* **WHAT YOU WILL DO**:
Every entry below should be returned exactly as it appears, with pictures left out.

= Beginning of Section =

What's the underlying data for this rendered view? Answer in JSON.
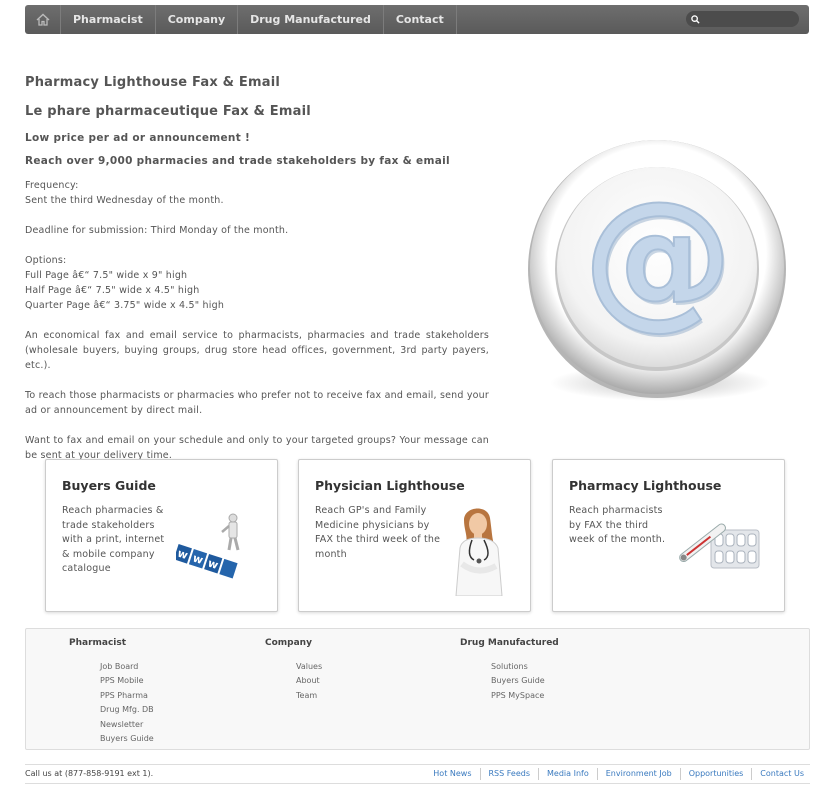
{
  "nav": {
    "items": [
      "Pharmacist",
      "Company",
      "Drug Manufactured",
      "Contact"
    ],
    "search_placeholder": ""
  },
  "main": {
    "title_en": "Pharmacy Lighthouse Fax & Email",
    "title_fr": "Le phare pharmaceutique Fax & Email",
    "tagline1": "Low price per ad or announcement !",
    "tagline2": "Reach over 9,000 pharmacies and trade stakeholders by fax & email",
    "frequency_label": "Frequency:",
    "frequency_value": "Sent the third Wednesday of the month.",
    "deadline": "Deadline for submission: Third Monday of the month.",
    "options_label": "Options:",
    "option_full": "Full Page â€“ 7.5\" wide x 9\" high",
    "option_half": "Half Page â€“ 7.5\" wide x 4.5\" high",
    "option_quarter": "Quarter Page â€“ 3.75\" wide x 4.5\" high",
    "para1": "An economical fax and email service to pharmacists, pharmacies and trade stakeholders (wholesale buyers, buying groups, drug store head offices, government, 3rd party payers, etc.).",
    "para2": "To reach those pharmacists or pharmacies who prefer not to receive fax and email, send your ad or announcement by direct mail.",
    "para3": "Want to fax and email on your schedule and only to your targeted groups? Your message can be sent at your delivery time."
  },
  "cards": [
    {
      "title": "Buyers Guide",
      "text": "Reach pharmacies & trade stakeholders with a print, internet & mobile company catalogue",
      "image_icon": "www-figure-icon"
    },
    {
      "title": "Physician Lighthouse",
      "text": "Reach GP's and Family Medicine physicians by FAX the third week of the month",
      "image_icon": "doctor-icon"
    },
    {
      "title": "Pharmacy Lighthouse",
      "text": "Reach pharmacists by FAX the third week of the month.",
      "image_icon": "thermometer-pills-icon"
    }
  ],
  "footer": {
    "columns": [
      {
        "heading": "Pharmacist",
        "links": [
          "Job Board",
          "PPS Mobile",
          "PPS Pharma",
          "Drug Mfg. DB",
          "Newsletter",
          "Buyers Guide"
        ]
      },
      {
        "heading": "Company",
        "links": [
          "Values",
          "About",
          "Team"
        ]
      },
      {
        "heading": "Drug Manufactured",
        "links": [
          "Solutions",
          "Buyers Guide",
          "PPS MySpace"
        ]
      }
    ]
  },
  "bottom": {
    "call": "Call us at (877-858-9191 ext 1).",
    "links": [
      "Hot News",
      "RSS Feeds",
      "Media Info",
      "Environment Job",
      "Opportunities",
      "Contact Us"
    ]
  },
  "colors": {
    "nav_bg": "#636363",
    "link": "#3a7abf",
    "at_symbol": "#b9cde3"
  }
}
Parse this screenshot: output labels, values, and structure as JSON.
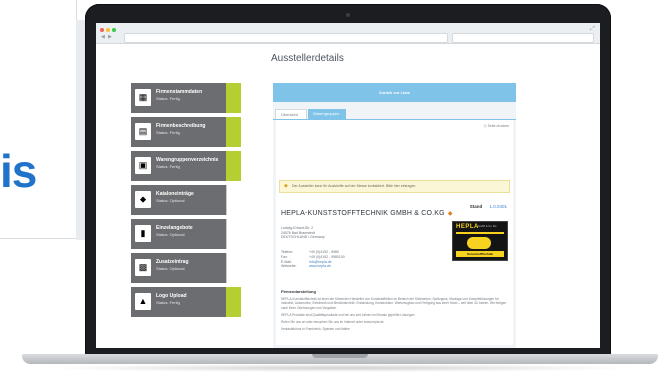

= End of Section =

* **RESPONSE TO THE TASK**:
What's the underlying data for this rendered view? Answer in JSON.
{
  "nav": {
    "items": [
      "Pharmacist",
      "Company",
      "Drug Manufactured",
      "Contact"
    ],
    "search_placeholder": ""
  },
  "main": {
    "title_en": "Pharmacy Lighthouse Fax & Email",
    "title_fr": "Le phare pharmaceutique Fax & Email",
    "tagline1": "Low price per ad or announcement !",
    "tagline2": "Reach over 9,000 pharmacies and trade stakeholders by fax & email",
    "frequency_label": "Frequency:",
    "frequency_value": "Sent the third Wednesday of the month.",
    "deadline": "Deadline for submission: Third Monday of the month.",
    "options_label": "Options:",
    "option_full": "Full Page â€“ 7.5\" wide x 9\" high",
    "option_half": "Half Page â€“ 7.5\" wide x 4.5\" high",
    "option_quarter": "Quarter Page â€“ 3.75\" wide x 4.5\" high",
    "para1": "An economical fax and email service to pharmacists, pharmacies and trade stakeholders (wholesale buyers, buying groups, drug store head offices, government, 3rd party payers, etc.).",
    "para2": "To reach those pharmacists or pharmacies who prefer not to receive fax and email, send your ad or announcement by direct mail.",
    "para3": "Want to fax and email on your schedule and only to your targeted groups? Your message can be sent at your delivery time."
  },
  "cards": [
    {
      "title": "Buyers Guide",
      "text": "Reach pharmacies & trade stakeholders with a print, internet & mobile company catalogue",
      "image_icon": "www-figure-icon"
    },
    {
      "title": "Physician Lighthouse",
      "text": "Reach GP's and Family Medicine physicians by FAX the third week of the month",
      "image_icon": "doctor-icon"
    },
    {
      "title": "Pharmacy Lighthouse",
      "text": "Reach pharmacists by FAX the third week of the month.",
      "image_icon": "thermometer-pills-icon"
    }
  ],
  "footer": {
    "columns": [
      {
        "heading": "Pharmacist",
        "links": [
          "Job Board",
          "PPS Mobile",
          "PPS Pharma",
          "Drug Mfg. DB",
          "Newsletter",
          "Buyers Guide"
        ]
      },
      {
        "heading": "Company",
        "links": [
          "Values",
          "About",
          "Team"
        ]
      },
      {
        "heading": "Drug Manufactured",
        "links": [
          "Solutions",
          "Buyers Guide",
          "PPS MySpace"
        ]
      }
    ]
  },
  "bottom": {
    "call": "Call us at (877-858-9191 ext 1).",
    "links": [
      "Hot News",
      "RSS Feeds",
      "Media Info",
      "Environment Job",
      "Opportunities",
      "Contact Us"
    ]
  },
  "colors": {
    "nav_bg": "#636363",
    "link": "#3a7abf",
    "at_symbol": "#b9cde3"
  }
}
Parse this screenshot: output labels, values, and structure as JSON.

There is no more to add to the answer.